Note that when invoking a command line utility like ps2pdf myPlot.eps, you need to be in the same directory as the file you are working on, otherwise the command won't find the file. You are always free to specify the full pathname of the file, e.g. ps2pdf /home/rtp1/PythonWork/myPlot.eps.
You might be running Python on your own machine, or in any event the one you are using for writing the report in which you want to insert your graphics. In that case you can just proceed with your work, once you've saved the graph and converted it into a convenient form. More typically,though, you will be running Python by logging into a remote server through an x11 terminal window. Suppose the remote server is called geoflop.uchicago.edu, and you have saved your plot file in eps form. Your file is now on geoflop, located in whatever directory you started Python from. From the Linux command line on geoflop, you can use convert or ps2pdf to convert the file to another format, but you'll still need to move it to a machine of your own, in order to do further work on it. To do this, follow the instructions under the heading: How do I move a file from one computer to another?
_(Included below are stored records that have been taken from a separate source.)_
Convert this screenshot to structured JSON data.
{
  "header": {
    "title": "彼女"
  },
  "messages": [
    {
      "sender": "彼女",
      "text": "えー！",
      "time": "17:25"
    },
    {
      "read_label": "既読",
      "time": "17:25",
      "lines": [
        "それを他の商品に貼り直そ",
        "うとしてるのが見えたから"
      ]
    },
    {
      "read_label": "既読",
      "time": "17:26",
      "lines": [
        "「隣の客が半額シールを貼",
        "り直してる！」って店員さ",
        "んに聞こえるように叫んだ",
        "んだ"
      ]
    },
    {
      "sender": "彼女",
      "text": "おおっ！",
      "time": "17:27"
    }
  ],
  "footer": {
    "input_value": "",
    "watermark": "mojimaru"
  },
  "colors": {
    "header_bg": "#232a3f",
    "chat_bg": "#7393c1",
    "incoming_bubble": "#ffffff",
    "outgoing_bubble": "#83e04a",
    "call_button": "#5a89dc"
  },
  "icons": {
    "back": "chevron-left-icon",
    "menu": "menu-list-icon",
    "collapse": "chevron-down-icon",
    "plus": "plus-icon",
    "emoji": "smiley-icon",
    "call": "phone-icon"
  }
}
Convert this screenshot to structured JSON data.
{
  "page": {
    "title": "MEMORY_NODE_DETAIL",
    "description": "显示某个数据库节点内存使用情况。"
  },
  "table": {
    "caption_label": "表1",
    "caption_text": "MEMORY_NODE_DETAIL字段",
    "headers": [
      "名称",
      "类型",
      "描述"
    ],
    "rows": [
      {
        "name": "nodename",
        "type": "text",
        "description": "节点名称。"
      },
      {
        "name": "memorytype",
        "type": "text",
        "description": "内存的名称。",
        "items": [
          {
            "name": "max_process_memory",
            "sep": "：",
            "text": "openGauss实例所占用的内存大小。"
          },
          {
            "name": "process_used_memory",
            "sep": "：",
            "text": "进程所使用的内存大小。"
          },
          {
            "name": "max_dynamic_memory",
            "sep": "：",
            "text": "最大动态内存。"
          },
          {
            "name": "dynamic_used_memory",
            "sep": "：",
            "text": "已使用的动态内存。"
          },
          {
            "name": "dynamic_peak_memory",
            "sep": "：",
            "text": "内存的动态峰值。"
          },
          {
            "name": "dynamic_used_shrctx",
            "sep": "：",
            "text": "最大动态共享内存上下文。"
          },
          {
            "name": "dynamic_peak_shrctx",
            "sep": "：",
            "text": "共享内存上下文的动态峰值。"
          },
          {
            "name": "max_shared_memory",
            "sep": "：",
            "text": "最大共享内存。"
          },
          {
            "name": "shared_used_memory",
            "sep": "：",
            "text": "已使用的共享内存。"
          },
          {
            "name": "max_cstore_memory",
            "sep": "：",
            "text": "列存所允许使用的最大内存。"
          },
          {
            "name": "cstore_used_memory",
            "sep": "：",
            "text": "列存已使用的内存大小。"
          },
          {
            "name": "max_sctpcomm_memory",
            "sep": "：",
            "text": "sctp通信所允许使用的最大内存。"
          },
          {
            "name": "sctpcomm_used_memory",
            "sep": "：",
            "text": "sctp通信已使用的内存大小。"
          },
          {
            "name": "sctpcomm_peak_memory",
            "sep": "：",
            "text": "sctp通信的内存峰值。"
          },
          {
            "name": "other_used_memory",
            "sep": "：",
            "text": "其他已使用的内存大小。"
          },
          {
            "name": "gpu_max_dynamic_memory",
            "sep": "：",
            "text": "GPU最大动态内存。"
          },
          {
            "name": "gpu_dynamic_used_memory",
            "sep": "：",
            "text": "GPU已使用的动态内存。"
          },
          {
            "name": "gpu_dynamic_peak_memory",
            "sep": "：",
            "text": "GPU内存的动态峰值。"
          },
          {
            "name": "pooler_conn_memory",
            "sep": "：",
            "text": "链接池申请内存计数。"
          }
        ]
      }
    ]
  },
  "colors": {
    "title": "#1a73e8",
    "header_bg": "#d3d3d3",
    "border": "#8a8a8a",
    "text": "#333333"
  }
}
This all seems overly complicated, given that all we are trying to do is save a plot file. A lot of the complication comes from the possibility that you are running Python on a remote Linux server; running this way saves the instructor/sysadmin /student the considerable hassle of installing the software and data files on a whole lot of individual machines, all of which may differ in annoying ways. Part of the complexity comes also from the variety of graphics file formats that one might need to deal with. I am working on two things that should help make things simpler in the future. First, future releases of the graphics routines in ClimateUtilities will have the option of saving directly into pdf or gif format, eliminating the conversion step. Second, I am looking at ways of automating the process of getting the graphics onto the students' computer, by using Python helper scripts. One idea I am toying with is to use Python to automatically build a web page on the server, using all the saved files in a specified directory. The web page would be located in the students' own public_html or www directory on the server, and could be then be accessed by any web browser. In many cases, it would be sufficient to simply provide the instructor with the URL of the web page, for grading purposes. Yet another possibility, at some installations, is to make the student's home directory on the server mountable on Linux or Mac OSX workstations via NFS. If the directory has write-permission, this raises some security issues that are troubling to many sysadmins, but if the directory is mounted read-only, the student can at least move the needed files to a local directory with write-permission using familiar drag-and-drop. Suggestions are welcome.